It’s Proven That You’d Be More Productive If You Took More Vacations
Americans are obsessed with work. We are addicted to the rat race. Indeed, we are living to work, rather than working to live.
In fact, the United States is the only country in the developed world that doesn't require employers to provide paid vacation time. Around one out of four Americans goes without paid vacation time all together.
Even when Americans are offered vacation time, they don't take full advantage of it. A 2010 survey revealed that the average American accumulates 18 vacation days and uses only 16.
What’s the point of making money if you never take the time to enjoy it?
Some might argue that Americans should be proud of this ostensibly strong work ethic. Yet, the fact of the matter is that overworking is negatively impacting both America's happiness and productivity. Consequently, the US economy is also suffering.
As Derek Thompson puts it for the Atlantic:
We mistakenly believe that more hours will always increase output, while ignoring the clear evidence:
The secret to being an effective worker is not working too hard.
In short, Americans need to learn how to relax. Humans are not meant to spend the majority of their lives in an office.
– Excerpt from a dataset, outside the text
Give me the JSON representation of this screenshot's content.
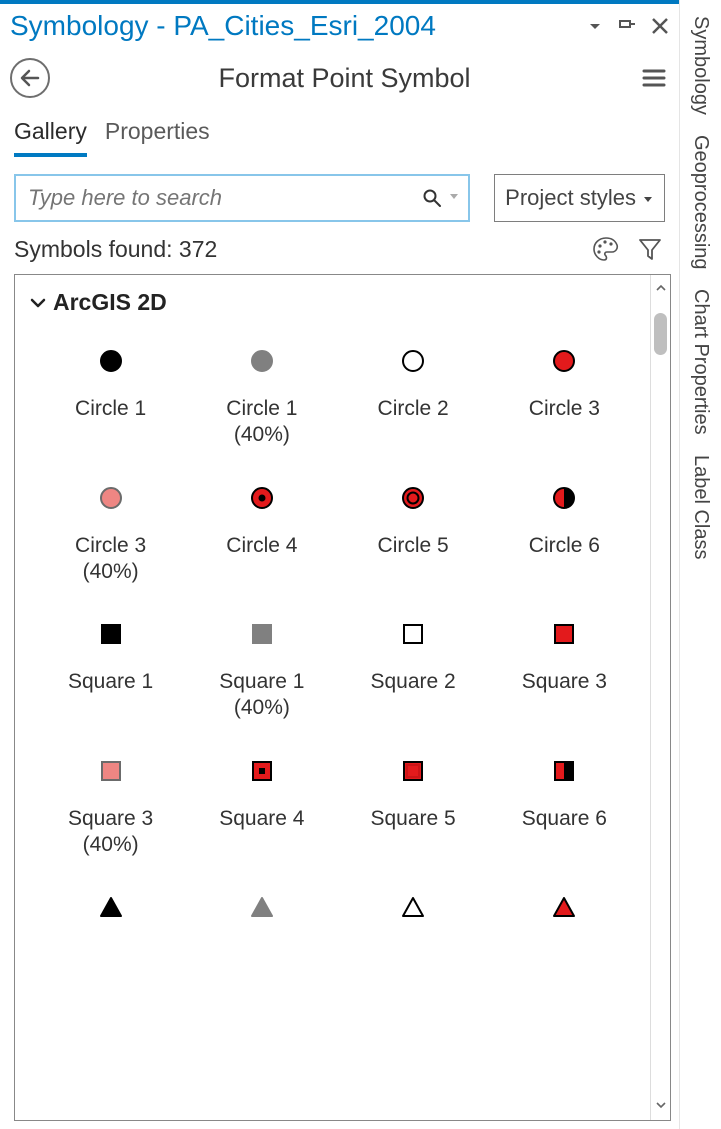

We need sunshine, fresh air, rest and relaxation.
Taking A Vacation Is Good For Your Health And Productivity
It's apparent that many people are of the opinion that more work equals greater productivity.
In truth, work breaks, even little ones, are proven to improve efficiency greatly. As Phyllis Korkki notes for the New York Times: “A growing body of evidence shows that taking regular breaks from mental tasks improves productivity and creativity — and that skipping breaks can lead to stress and exhaustion.”
This is precisely why extended breaks from work, or vacations, are of the utmost important. Our brains need a break from the daily stress of the workplace. Simply put, they need time to recharge. As New York primary care physician Natasha Withers told ABC News:
Rest, relaxation, and stress reduction are very important for people’s well-being and health.
This can be accomplished through daily activities, such as exercise and meditation, but vacation is an important part of this as well.
Thus, vacations are necessary to sustain both mental and physical health, and, in turn, productivity.
Comparatively, Europeans, who receive decidedly more vacation days (and actually use them), live longer and spend less on healthcare than Americans.
Simultaneously, it’s apparent that the US economy would greatly benefit from Americans taking more vacation time.
Help Out The Economy By Going On Vacation
There is evidence that vacations not only improve the happiness of those who take them, but also those around them upon their return. Studies have shown that happiness is contagious. It’s also good for business.
Research from the Harvard Business Review has suggested that when employees are happy, they are not only more productive, but also more creative and collaborative. This can translate into higher sales for businesses. As Martin Zwilling contends for Forbes:
Believe it or not, it is possible for employees in business, as well as entrepreneurs, to be both happy and productive.
As a business, happy employees lead to success, more than success leads to happiness.
Furthermore, happy employees are not only good for individual businesses, but the economy as a whole. Overworking leads to stress, and stress can lead to depression. It’s estimated that US workplaces lose $23 billion annually as a consequence of depression-related absenteeism amongst American workers.
Likewise, a recent study from Oxford Economics suggests that if Americans used all of their vacation days the economy would benefit from more than $160 billion in total business sales and $21 billion in tax revenues. Additionally, spending this could lead to 1.2 million jobs in multiple industries.
It’s time for the United States to adopt a national policy requiring all employers to offer paid vacation days.
Concurrently, Americans need to reassess their perceptions surrounding the relationship between time spent working and productivity. In turn, they will find that they’re healthier, happier and better at their jobs.
It’s true that we all have to pay the bills, and most of us find a great sense of fulfillment via our jobs. Yet, life is fleeting, and it will slip past you if you’re not careful. There is a world to be explored beyond your place of work.
We also need to remember to unplug when we go on vacation. Turn off your phone and put away your laptop. If you’re constantly aware of what’s happening at work, you’re not really taking a break.
You’re not lazy for wanting or needing to take time off work, you’re human.
The Washington Post
Harvard Business Review
The Washington Post
The New York Times